§ WORK ORDER: The records below must be duplicated exactly, character for character.

§ Data records:
((

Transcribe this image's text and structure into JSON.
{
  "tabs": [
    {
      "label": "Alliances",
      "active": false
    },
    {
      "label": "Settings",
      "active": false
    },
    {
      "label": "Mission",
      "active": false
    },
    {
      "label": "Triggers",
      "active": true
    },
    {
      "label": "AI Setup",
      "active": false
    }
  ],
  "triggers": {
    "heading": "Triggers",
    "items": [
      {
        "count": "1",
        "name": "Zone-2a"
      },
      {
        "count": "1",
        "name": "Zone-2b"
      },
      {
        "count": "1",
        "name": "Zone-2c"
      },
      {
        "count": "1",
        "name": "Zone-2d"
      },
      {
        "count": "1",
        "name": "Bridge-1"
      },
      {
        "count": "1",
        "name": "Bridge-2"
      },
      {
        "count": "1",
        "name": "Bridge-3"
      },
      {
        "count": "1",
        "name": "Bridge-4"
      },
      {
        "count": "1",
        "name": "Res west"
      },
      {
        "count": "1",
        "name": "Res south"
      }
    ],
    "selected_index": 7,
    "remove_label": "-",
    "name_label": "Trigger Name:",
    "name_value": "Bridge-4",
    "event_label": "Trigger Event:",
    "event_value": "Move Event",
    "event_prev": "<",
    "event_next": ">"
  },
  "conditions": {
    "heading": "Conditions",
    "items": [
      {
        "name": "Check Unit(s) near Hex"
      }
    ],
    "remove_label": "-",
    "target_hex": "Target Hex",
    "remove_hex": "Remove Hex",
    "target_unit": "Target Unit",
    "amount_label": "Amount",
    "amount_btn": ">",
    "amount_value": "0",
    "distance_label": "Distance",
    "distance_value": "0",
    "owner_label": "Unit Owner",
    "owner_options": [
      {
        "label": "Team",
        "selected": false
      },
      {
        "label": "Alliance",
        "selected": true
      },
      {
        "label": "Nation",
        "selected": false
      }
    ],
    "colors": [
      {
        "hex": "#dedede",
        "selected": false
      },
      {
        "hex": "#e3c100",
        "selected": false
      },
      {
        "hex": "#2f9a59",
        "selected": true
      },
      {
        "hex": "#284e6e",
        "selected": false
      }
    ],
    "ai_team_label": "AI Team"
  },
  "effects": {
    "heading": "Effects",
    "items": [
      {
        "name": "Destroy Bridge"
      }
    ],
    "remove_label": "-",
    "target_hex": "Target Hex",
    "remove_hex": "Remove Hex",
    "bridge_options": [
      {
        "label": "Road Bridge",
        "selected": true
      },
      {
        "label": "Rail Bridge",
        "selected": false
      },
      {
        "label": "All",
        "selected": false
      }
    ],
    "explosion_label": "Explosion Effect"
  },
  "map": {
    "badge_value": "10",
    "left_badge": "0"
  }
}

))

§ ANSWER FOR THIS EXERCISE:
Transcribe this image's text and structure into JSON.
{
  "tabs": [
    {
      "label": "Alliances",
      "active": false
    },
    {
      "label": "Settings",
      "active": false
    },
    {
      "label": "Mission",
      "active": false
    },
    {
      "label": "Triggers",
      "active": true
    },
    {
      "label": "AI Setup",
      "active": false
    }
  ],
  "triggers": {
    "heading": "Triggers",
    "items": [
      {
        "count": "1",
        "name": "Zone-2a"
      },
      {
        "count": "1",
        "name": "Zone-2b"
      },
      {
        "count": "1",
        "name": "Zone-2c"
      },
      {
        "count": "1",
        "name": "Zone-2d"
      },
      {
        "count": "1",
        "name": "Bridge-1"
      },
      {
        "count": "1",
        "name": "Bridge-2"
      },
      {
        "count": "1",
        "name": "Bridge-3"
      },
      {
        "count": "1",
        "name": "Bridge-4"
      },
      {
        "count": "1",
        "name": "Res west"
      },
      {
        "count": "1",
        "name": "Res south"
      }
    ],
    "selected_index": 7,
    "remove_label": "-",
    "name_label": "Trigger Name:",
    "name_value": "Bridge-4",
    "event_label": "Trigger Event:",
    "event_value": "Move Event",
    "event_prev": "<",
    "event_next": ">"
  },
  "conditions": {
    "heading": "Conditions",
    "items": [
      {
        "name": "Check Unit(s) near Hex"
      }
    ],
    "remove_label": "-",
    "target_hex": "Target Hex",
    "remove_hex": "Remove Hex",
    "target_unit": "Target Unit",
    "amount_label": "Amount",
    "amount_btn": ">",
    "amount_value": "0",
    "distance_label": "Distance",
    "distance_value": "0",
    "owner_label": "Unit Owner",
    "owner_options": [
      {
        "label": "Team",
        "selected": false
      },
      {
        "label": "Alliance",
        "selected": true
      },
      {
        "label": "Nation",
        "selected": false
      }
    ],
    "colors": [
      {
        "hex": "#dedede",
        "selected": false
      },
      {
        "hex": "#e3c100",
        "selected": false
      },
      {
        "hex": "#2f9a59",
        "selected": true
      },
      {
        "hex": "#284e6e",
        "selected": false
      }
    ],
    "ai_team_label": "AI Team"
  },
  "effects": {
    "heading": "Effects",
    "items": [
      {
        "name": "Destroy Bridge"
      }
    ],
    "remove_label": "-",
    "target_hex": "Target Hex",
    "remove_hex": "Remove Hex",
    "bridge_options": [
      {
        "label": "Road Bridge",
        "selected": true
      },
      {
        "label": "Rail Bridge",
        "selected": false
      },
      {
        "label": "All",
        "selected": false
      }
    ],
    "explosion_label": "Explosion Effect"
  },
  "map": {
    "badge_value": "10",
    "left_badge": "0"
  }
}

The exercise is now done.